More specifically, the analog-to-digital converter (ADC) and (DSP) architecture of Rambus’ 56G SerDes PHY is designed meet the long-reach backplane requirements for the industry transition to 400 GB Ethernet applications. In practical terms, this means it can support scaling to speeds as fast as 112G, which are required in the networking and enterprise segments, such as enterprise server racks that are moving from 100G to 400G.
According to McGregor, as high-speed networking tracks upwards of 400 GB, the challenge is not just about speeding up the interfaces between network nodes, but also being able to distribute network nodes.
“We’re talking about speeds we only dreamed about a couple of years ago,” said McGregor, who also emphasized that existing network architectures aren’t built for the emerging applications that are driving the need for speed. These applications include wireless communications, IoT, artificial intelligence and deep learning applications, as well as autonomous vehicles, which will be gathering a great deal of data to be processed in the cloud.
“Any way you look at it, the amount of data these networks have to handle is going grow exponentially over the next 20 years. Being able to go to 40GB to 100GB to 400GB and beyond is really critical,” he stated.
With semiconductors, says McGregor, it’s gotten to the point where everything is being put on a single chip to bring everything together as close as possible. For a data center with all its storage, processing and compute elements, this scenario simply isn’t feasible.
“You have to have these high-speed interfaces,” he added.

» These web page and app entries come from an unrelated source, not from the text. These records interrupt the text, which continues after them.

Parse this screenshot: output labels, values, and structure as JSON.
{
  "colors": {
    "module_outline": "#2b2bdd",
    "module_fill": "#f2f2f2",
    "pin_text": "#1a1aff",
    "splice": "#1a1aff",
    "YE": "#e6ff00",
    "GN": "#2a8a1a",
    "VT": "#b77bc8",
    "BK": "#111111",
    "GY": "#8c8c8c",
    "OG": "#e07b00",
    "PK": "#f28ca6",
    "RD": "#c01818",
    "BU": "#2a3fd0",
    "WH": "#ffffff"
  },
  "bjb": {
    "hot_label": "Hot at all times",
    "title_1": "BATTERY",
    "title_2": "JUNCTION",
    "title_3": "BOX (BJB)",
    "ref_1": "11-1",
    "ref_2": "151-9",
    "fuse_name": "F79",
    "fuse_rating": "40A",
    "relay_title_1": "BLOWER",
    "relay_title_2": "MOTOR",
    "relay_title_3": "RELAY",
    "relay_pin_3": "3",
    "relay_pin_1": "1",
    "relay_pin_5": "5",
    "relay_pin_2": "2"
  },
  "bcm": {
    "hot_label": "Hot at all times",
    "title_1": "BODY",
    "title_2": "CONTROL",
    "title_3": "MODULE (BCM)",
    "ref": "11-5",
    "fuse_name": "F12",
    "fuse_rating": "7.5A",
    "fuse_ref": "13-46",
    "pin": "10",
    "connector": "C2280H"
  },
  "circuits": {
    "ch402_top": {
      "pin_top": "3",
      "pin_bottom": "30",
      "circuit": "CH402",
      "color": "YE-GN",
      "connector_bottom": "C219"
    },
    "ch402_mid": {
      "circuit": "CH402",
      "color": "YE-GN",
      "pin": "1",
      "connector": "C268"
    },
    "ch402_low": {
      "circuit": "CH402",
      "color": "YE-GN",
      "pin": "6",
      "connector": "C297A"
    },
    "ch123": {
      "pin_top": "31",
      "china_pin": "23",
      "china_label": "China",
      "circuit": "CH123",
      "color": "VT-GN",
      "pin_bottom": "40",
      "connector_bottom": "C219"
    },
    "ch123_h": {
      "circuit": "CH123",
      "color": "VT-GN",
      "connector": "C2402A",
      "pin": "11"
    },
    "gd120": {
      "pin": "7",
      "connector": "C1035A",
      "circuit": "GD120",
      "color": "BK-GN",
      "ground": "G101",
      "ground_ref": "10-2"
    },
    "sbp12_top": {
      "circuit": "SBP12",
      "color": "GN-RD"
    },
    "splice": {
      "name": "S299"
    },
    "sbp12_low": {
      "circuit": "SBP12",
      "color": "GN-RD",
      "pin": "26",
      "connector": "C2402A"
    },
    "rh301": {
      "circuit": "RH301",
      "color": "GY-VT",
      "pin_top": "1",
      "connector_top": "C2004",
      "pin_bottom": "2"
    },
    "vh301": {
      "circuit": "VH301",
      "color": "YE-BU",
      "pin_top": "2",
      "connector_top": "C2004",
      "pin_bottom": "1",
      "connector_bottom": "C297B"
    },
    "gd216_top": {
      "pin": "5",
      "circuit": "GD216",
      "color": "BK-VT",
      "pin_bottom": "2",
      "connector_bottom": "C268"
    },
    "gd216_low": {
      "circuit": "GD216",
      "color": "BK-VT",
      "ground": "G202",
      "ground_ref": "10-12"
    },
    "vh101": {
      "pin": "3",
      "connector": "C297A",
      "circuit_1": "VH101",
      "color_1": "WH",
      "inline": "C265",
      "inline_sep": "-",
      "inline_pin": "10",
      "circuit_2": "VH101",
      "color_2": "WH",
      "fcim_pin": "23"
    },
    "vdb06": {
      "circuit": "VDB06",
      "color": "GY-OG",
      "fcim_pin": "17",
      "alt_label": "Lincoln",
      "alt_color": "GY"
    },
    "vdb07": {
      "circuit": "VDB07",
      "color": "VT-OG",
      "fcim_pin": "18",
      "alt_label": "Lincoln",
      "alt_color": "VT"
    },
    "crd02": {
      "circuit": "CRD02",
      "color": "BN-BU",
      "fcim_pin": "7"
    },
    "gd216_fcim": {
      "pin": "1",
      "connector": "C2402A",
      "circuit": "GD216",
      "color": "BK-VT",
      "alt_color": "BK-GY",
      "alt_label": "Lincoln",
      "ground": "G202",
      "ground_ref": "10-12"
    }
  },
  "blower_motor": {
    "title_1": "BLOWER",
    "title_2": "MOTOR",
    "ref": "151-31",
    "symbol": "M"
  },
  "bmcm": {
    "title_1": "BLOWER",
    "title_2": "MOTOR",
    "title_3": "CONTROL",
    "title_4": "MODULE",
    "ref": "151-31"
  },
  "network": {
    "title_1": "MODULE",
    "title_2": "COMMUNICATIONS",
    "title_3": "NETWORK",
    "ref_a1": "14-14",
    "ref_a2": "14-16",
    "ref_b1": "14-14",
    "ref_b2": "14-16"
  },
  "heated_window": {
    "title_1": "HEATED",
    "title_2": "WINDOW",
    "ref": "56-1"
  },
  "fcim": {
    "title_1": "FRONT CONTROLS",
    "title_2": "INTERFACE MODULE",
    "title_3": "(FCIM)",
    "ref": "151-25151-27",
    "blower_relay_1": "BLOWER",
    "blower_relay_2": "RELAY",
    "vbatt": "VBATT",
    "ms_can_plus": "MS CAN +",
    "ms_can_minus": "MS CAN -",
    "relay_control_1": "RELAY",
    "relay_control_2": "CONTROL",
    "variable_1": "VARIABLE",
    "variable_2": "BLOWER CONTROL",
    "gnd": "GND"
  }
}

As McGregor points out, the key to Rambus’ strategy has not just been memory, but the memory interface itself.
“They’ve tried to take that IP and extend it, but not just to memory but to any interface,” he elaborated.
Partnering with Samsung, says McGregor, gives Rambus the advanced manufacturing capabilities for these types of high-speed interfaces. The TIRIAS Research analyst also noted that in the long term, applications such as AI will push the industry to adopt new architectures, as the current ones are limited both by physics and Moore’s Law. This includes Rambus’ efforts on cryogenic memory subsystems that can be cooled at cryogenic temperatures to support quantum computing.
Indeed, Rambus recently announced that it is expanding its collaboration with Microsoft researchers to develop prototype systems that optimize memory performance in cryogenic temperatures. Following the initial collaboration announced in December 2015, this new agreement extends joint efforts to enhance memory capabilities, reduce energy consumption and improve overall system performance.
The technologies being developed by the companies will improve energy efficiency for DRAM and logic operation at cryogenic temperatures, defined by the U.S. National Institute of Standards and Technology as below −180 °C or −292.00 °F or 93.15 K and ideal for high-performance super computers and quantum computers. Additionally, the technologies will enable high-speed SerDes links to operate efficiently in cryogenic and superconducting domains and allow new memory systems to function at these temperatures.